This lineup lasted about a year, but gathered one hell of a following. Sadly, internal problems caused its breakup.
I moved to Tennessee, where I put together a clone of the previous band. I also continued to work on my voice. The musicians were as good, except for the drummer, and we quickly gained a following. But, it also didn't last very long because I was insisting on it being a clone band. My bad, I admit. But, during that time, I recorded some original songs both with the band and on my own. This was around 2002, and my voice had never been better up to that point. But, I left Tennessee a year after that.
Fast forward: 2003

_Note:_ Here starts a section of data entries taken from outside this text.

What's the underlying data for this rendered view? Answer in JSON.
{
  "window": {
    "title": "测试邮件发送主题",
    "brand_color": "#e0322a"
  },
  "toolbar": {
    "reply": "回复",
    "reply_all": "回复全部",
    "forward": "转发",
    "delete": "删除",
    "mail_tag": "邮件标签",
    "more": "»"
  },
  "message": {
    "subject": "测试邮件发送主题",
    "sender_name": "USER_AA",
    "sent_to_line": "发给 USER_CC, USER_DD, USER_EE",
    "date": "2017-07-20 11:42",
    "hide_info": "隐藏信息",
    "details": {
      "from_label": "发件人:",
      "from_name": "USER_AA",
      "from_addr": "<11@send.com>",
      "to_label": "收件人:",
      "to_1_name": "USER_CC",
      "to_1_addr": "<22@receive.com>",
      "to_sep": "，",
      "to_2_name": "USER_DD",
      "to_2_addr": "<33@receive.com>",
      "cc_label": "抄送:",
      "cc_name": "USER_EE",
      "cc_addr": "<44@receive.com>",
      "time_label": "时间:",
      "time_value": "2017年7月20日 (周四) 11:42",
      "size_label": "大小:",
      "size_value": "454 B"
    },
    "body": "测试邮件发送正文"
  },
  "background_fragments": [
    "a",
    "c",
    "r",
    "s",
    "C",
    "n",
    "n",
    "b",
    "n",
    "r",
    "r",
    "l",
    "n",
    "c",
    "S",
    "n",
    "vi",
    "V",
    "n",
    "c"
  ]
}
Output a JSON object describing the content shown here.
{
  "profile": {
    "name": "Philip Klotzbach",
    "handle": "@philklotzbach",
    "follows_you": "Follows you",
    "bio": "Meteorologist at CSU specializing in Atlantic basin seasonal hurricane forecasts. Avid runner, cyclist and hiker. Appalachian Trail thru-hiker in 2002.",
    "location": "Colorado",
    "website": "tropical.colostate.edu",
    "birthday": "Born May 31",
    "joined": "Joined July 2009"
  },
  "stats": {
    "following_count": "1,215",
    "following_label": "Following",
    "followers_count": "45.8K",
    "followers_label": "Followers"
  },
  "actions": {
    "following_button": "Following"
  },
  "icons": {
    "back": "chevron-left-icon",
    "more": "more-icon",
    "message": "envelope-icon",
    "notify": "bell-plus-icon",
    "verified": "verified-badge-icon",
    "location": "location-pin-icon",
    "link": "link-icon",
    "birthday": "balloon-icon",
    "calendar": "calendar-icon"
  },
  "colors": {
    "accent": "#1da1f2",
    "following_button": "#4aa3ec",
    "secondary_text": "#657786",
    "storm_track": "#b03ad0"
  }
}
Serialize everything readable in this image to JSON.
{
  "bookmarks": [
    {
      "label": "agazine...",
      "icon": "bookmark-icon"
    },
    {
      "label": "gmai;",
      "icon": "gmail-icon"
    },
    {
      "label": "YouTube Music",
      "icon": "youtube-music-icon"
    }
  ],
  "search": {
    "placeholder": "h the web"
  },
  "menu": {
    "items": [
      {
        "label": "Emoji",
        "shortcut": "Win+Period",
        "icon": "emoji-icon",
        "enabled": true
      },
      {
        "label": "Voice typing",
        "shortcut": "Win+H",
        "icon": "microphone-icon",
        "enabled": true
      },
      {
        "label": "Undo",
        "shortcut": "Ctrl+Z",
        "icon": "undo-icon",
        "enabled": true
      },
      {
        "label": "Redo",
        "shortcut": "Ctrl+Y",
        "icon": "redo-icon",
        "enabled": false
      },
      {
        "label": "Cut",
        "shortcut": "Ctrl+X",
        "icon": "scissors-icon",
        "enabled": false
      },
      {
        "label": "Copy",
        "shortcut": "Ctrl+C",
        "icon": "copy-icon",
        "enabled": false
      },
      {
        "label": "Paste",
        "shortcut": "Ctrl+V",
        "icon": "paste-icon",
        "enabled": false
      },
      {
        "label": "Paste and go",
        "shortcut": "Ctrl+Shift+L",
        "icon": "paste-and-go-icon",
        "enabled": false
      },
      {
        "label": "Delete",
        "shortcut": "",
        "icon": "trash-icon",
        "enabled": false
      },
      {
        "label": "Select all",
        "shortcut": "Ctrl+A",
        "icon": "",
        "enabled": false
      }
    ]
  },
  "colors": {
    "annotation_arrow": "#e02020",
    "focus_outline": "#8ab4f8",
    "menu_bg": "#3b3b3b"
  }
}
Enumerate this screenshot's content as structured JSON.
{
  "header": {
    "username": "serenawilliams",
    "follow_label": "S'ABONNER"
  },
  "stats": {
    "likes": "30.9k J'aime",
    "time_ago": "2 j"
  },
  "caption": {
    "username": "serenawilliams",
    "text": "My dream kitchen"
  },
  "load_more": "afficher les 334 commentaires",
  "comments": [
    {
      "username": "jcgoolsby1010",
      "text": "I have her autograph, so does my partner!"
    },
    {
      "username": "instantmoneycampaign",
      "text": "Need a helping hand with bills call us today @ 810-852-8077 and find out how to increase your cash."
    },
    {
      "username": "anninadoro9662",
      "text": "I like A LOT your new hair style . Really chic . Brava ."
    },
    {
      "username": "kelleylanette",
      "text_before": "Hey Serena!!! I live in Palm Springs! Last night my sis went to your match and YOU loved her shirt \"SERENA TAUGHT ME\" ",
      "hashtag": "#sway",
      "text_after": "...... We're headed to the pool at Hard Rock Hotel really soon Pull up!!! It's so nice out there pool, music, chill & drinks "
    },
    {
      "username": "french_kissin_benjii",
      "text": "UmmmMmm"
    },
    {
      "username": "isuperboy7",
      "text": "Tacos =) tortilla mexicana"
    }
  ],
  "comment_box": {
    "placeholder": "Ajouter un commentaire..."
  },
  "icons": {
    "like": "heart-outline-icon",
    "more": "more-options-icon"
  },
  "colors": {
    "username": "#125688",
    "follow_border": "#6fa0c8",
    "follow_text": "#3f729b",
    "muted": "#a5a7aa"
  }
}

I was in a karaoke bar in South Carolina where I had moved to. I sang some 80's metal power ballads. The karaoke host was a local guitar hero. I knew who he was. After hearing me sing, he asked me to audition for his 80's metal tribute band. I did, and was chosen to be the singer. Once again, I was singing with no guitar. No problem. Our first show together was opening for Jani Lane of Warrant and Kevin DuBrow of Quiet Riot. I ruled that crowd. One of the songs we did was 'I Believe in a Thing Called Love' by The Darkness. That song had just came out at the time, and I nailed it. Little did I know at the time that Jani Lane was in the club, and heard me sing. I got to meet him after their set. He actually told me that it had been years since he heard a local guy scream like that. He also told me that he didn't have the balls to do 'I Believe in a Thing Called Love' and gave me major props.
I did one more show with that band, and quit. I wasn't into doing covers, apparently.
Fast forward again to 2013.
I settled down, and never played again (to date) and I've lost alot of my vocal range. But, I miss it. I have been going to karaoke bars again to try to get the range back. I want to be in a band again, but I won't do it until I can get back to singing strongly. Its a long process, but I have patience.
Do you think for one minute that any of these people on these singing shows would have the perseverance and drive to carry out what I did? Many other musicians have done the same. Being in music isn't about instant gratification. Its about hard and reward-less work until you deserve the reward.
These kids on these singing reality shows not only don't deserve the reward, they jumped past the process to earning the reward.
The reward is not the record deal. The reward is seeing your hard work pay off. These kids on the singing shows get to sing songs written by record company executives. They will never know how orgasmic it is to see and hear a crowd singing an original song that they wrote, after rising through the trenches and the ranks, fighting for and earning recognition.
Am I old school? Maybe, but I would much rather impose MY will and my music on people than for some corporate record executive to tell me to go away on national television.
The day the music died was the day that people could audition to be the next American Idol.
Growing as a musician is the only way to save music as it was when it was good, and not just a meat grinder of mindless corporate junk that all sounds the same.